Now you know that after cropping, each of the clips will display 33.3 of its original size. That leaves 66.6% of the clip that needs to be removed.

This formula works for any division of the screen.

Original SizeNumber of Displayed ClipsSize of Remaining ClipsCrop by Percentage

If you want to create a horizontal split-screen, change the top or bottom crop settings.

Part 3: Animating Your Split Screen

You can animate your clips on and off the screen by keyframing the motion setting. Here’s what you need to know:

  1. Put your player head to the beginning of the sequence and select your first clip.
  2. In the Effects Control panel click on the toggle button next to Position. You will see a keyframe appear in the Keyframe Editor.
  3. Move the play head along the sequence about 20 frames.
  4. Click on the Position keyframe to add a new animation point.
  5. Using the keyframe arrows, go back to the first keyframe.
  6. Adjust the Position of the clip to where you want it to begin.
  7. Repeat with each of the clips.
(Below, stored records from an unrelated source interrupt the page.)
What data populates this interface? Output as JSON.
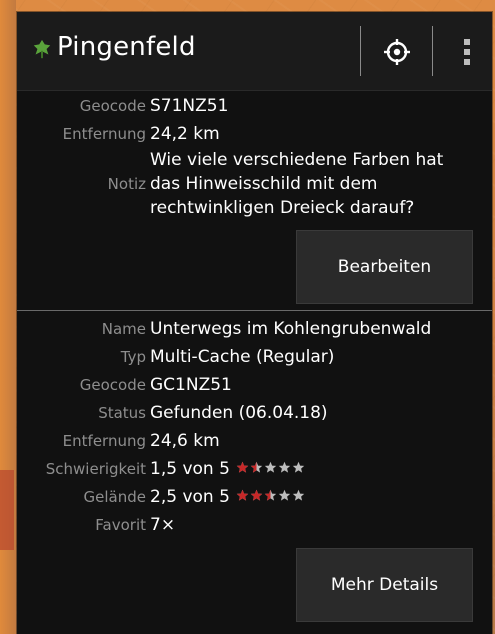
{
  "header": {
    "title": "Pingenfeld",
    "leaf_icon": "leaf-icon",
    "target_icon": "crosshair-target-icon",
    "menu_icon": "overflow-menu-icon"
  },
  "waypoint": {
    "geocode_label": "Geocode",
    "geocode_value": "S71NZ51",
    "distance_label": "Entfernung",
    "distance_value": "24,2 km",
    "note_label": "Notiz",
    "note_value": "Wie viele verschiedene Farben hat das Hinweisschild mit dem rechtwinkligen Dreieck darauf?",
    "edit_button": "Bearbeiten"
  },
  "cache": {
    "name_label": "Name",
    "name_value": "Unterwegs im Kohlengrubenwald",
    "type_label": "Typ",
    "type_value": "Multi-Cache (Regular)",
    "geocode_label": "Geocode",
    "geocode_value": "GC1NZ51",
    "status_label": "Status",
    "status_value": "Gefunden (06.04.18)",
    "distance_label": "Entfernung",
    "distance_value": "24,6 km",
    "difficulty_label": "Schwierigkeit",
    "difficulty_value": "1,5 von 5",
    "difficulty_rating": 1.5,
    "terrain_label": "Gelände",
    "terrain_value": "2,5 von 5",
    "terrain_rating": 2.5,
    "favorite_label": "Favorit",
    "favorite_value": "7×",
    "details_button": "Mehr Details"
  },
  "colors": {
    "star_filled": "#c62828",
    "star_empty": "#bdbdbd",
    "leaf": "#5aa33b"
  }
}
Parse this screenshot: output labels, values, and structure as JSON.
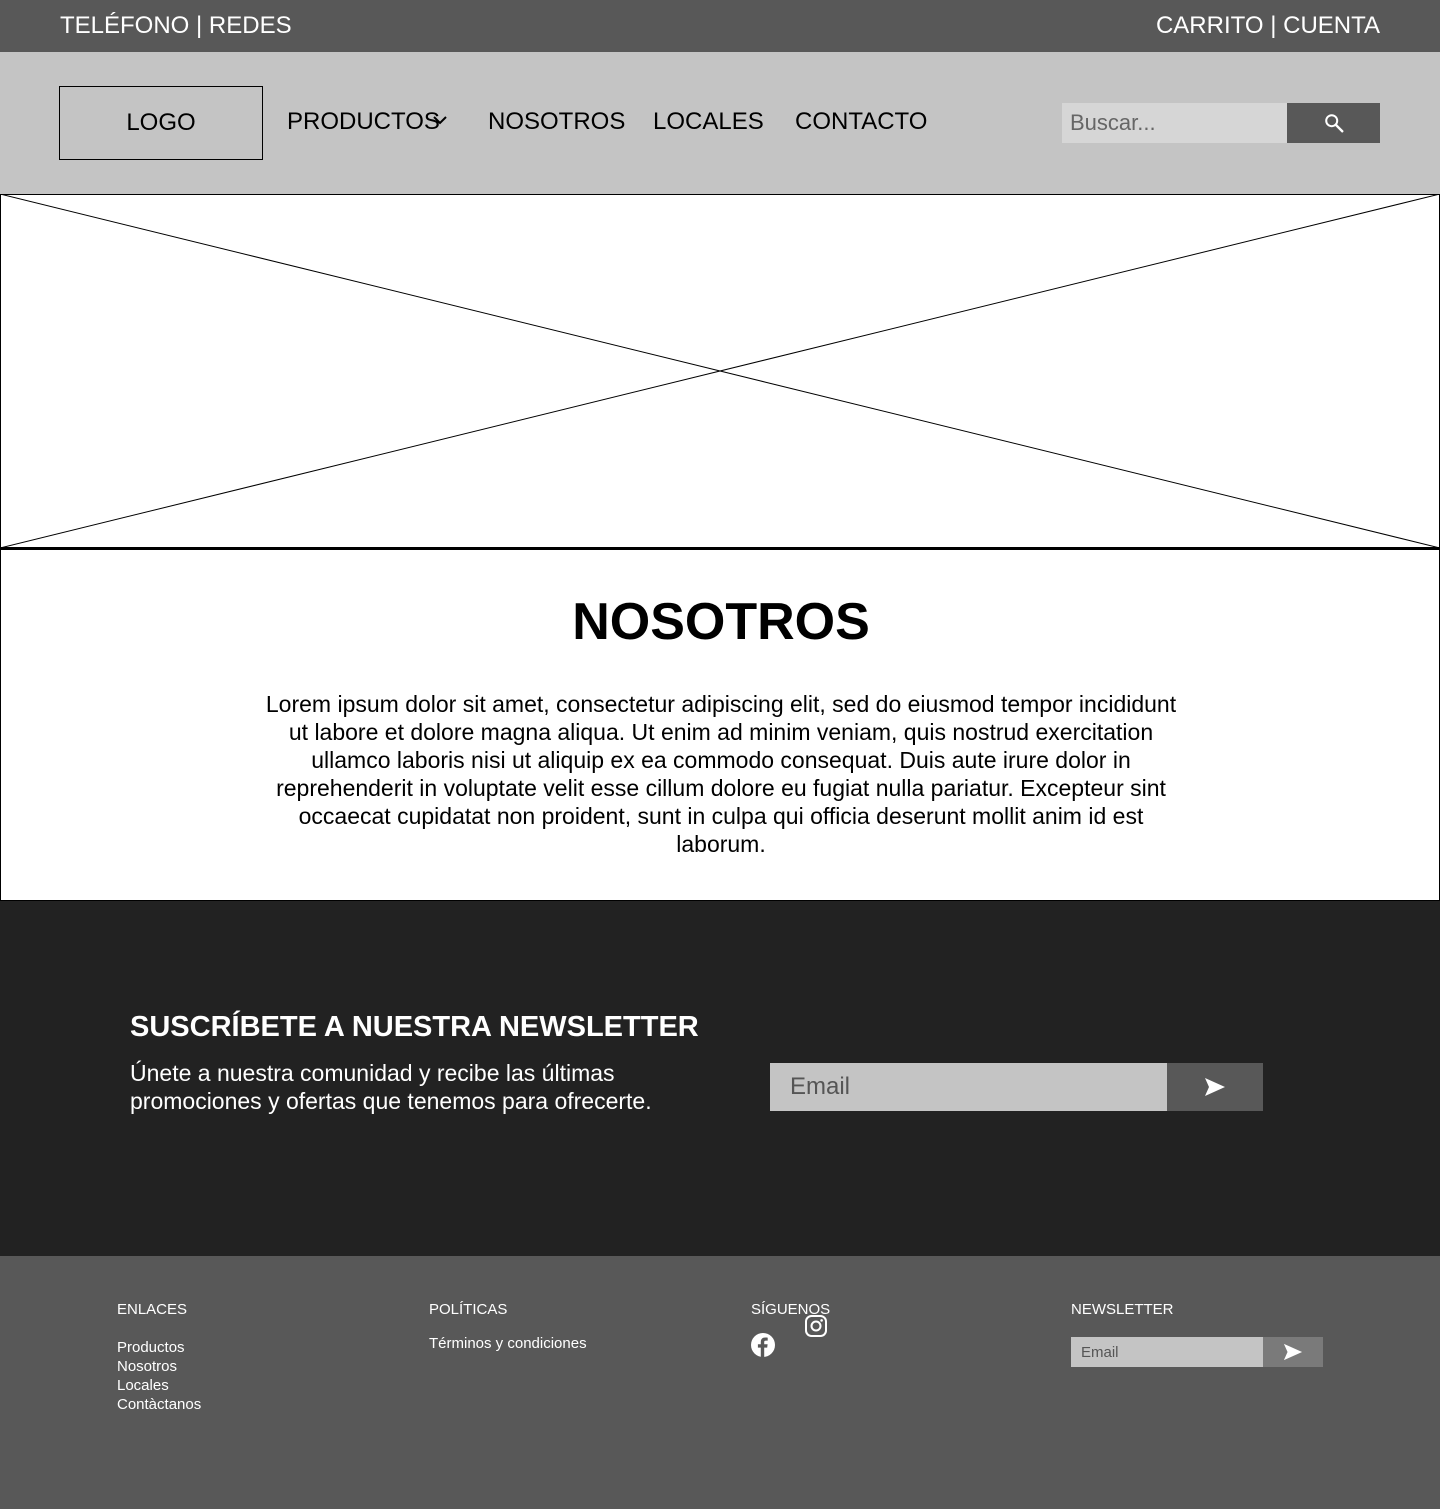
{
  "topbar": {
    "left_text": "TELÉFONO | REDES",
    "right_text": "CARRITO | CUENTA"
  },
  "header": {
    "logo": "LOGO",
    "nav": {
      "productos": "PRODUCTOS",
      "nosotros": "NOSOTROS",
      "locales": "LOCALES",
      "contacto": "CONTACTO"
    },
    "search": {
      "placeholder": "Buscar...",
      "icon": "search-icon"
    }
  },
  "about": {
    "title": "NOSOTROS",
    "body": "Lorem ipsum dolor sit amet, consectetur adipiscing elit, sed do eiusmod tempor incididunt ut labore et dolore magna aliqua. Ut enim ad minim veniam, quis nostrud exercitation ullamco laboris nisi ut aliquip ex ea commodo consequat. Duis aute irure dolor in reprehenderit in voluptate velit esse cillum dolore eu fugiat nulla pariatur. Excepteur sint occaecat cupidatat non proident, sunt in culpa qui officia deserunt mollit anim id est laborum."
  },
  "newsletter": {
    "title": "SUSCRÍBETE A NUESTRA NEWSLETTER",
    "text": "Únete a nuestra comunidad y recibe las últimas promociones y ofertas que tenemos para ofrecerte.",
    "placeholder": "Email",
    "icon": "send-icon"
  },
  "footer": {
    "enlaces": {
      "heading": "ENLACES",
      "links": [
        "Productos",
        "Nosotros",
        "Locales",
        "Contàctanos"
      ]
    },
    "politicas": {
      "heading": "POLÍTICAS",
      "links": [
        "Términos y condiciones"
      ]
    },
    "siguenos": {
      "heading": "SÍGUENOS",
      "icons": [
        "facebook-icon",
        "instagram-icon"
      ]
    },
    "newsletter": {
      "heading": "NEWSLETTER",
      "placeholder": "Email",
      "icon": "send-icon"
    }
  },
  "colors": {
    "topbar_bg": "#585858",
    "header_bg": "#c4c4c4",
    "newsletter_bg": "#222222",
    "footer_bg": "#585858"
  }
}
Part 4: Top Tips for Using Split Screens

1. Adding Borders

The simplest way to add a border is to leave a gap between your clips. However, this can get complicated when trying to align equally sized and spaced clips. To add borders between the differently sized areas, follow these steps:

  1. Go to File > New > Legacy title, to open up the title editor.
  2. Using the Line tool draw lines along the clip boarders. Adjust the Width and Color of the borders until you are happy with the look.
  3. Close the title editor and the border element will appear in the project browser. Drag and drop it to the timeline above the clips.
  4. You can keyframe these elements using the methods above.

2. Advanced Effects and Titles

You can still add effects to each of your split-screen elements independently, or the overall sequence. You can find out more in our Adobe Premiere effects tutorial. Likewise, you can add text elements to one or more of your individually split clips. Check out this Premiere Pro text and titles tutorial for more information.

3. Replacing Footage

If you have created your split-screen and decide you want to swap out a clip, you don’t need to match the placement and scale of your clip:

  1. In the project bin, select the clip you want to add to the composition.
  2. In the sequence, right-click the clip you want to replace.
  3. Select Replace > Replace Clip from Bin.

4. Use Split Screen Templates

You can also download a split-screen template from Motion Array or check out our top 3 selections below. The templates work using drop boxes, allowing you to drag and drop your clips into the template split screen. If you don’t want to tinker with all of the various crops, using a template can be a perfect solution to achieving the look you want.

1. Split Screens Kit

Featuring 22 animated frames and easily adjustable color and border sizes, this pack will be an incredibly useful pack for your arsenal. Create amazing split screens with half, thirds, quarters, ninth and mixed frames, while saving yourself a lot of time editing.

Download Split Screens Kit Now

2. Multi Screen Frames Pack

This pack is definitely great for any project, ranging from 2 to 13 screens with all different styles and shapes that overlap as well! Create modern and sleek split screens that go diagonal to make your video sequences pop. Download it today, insert your media in the placeholder, and hit render. 

Download Multi Screen Frames Pack Now

3. Multiframe

Use this great set of 48 premade screens that can be used for many concepts, including reactions to videos or trailers, broadcasts and even simulating video surveillance footage. Create your next best podcast or wrap up video with these creative split screens.

Download Multiframe Now

Creating beautiful split-screen videos can take time, but your patience is rewarded when your project comes together. Now you have learned the basics of Adobe Premiere split screen video editing, you can use your creativity to expand your skills.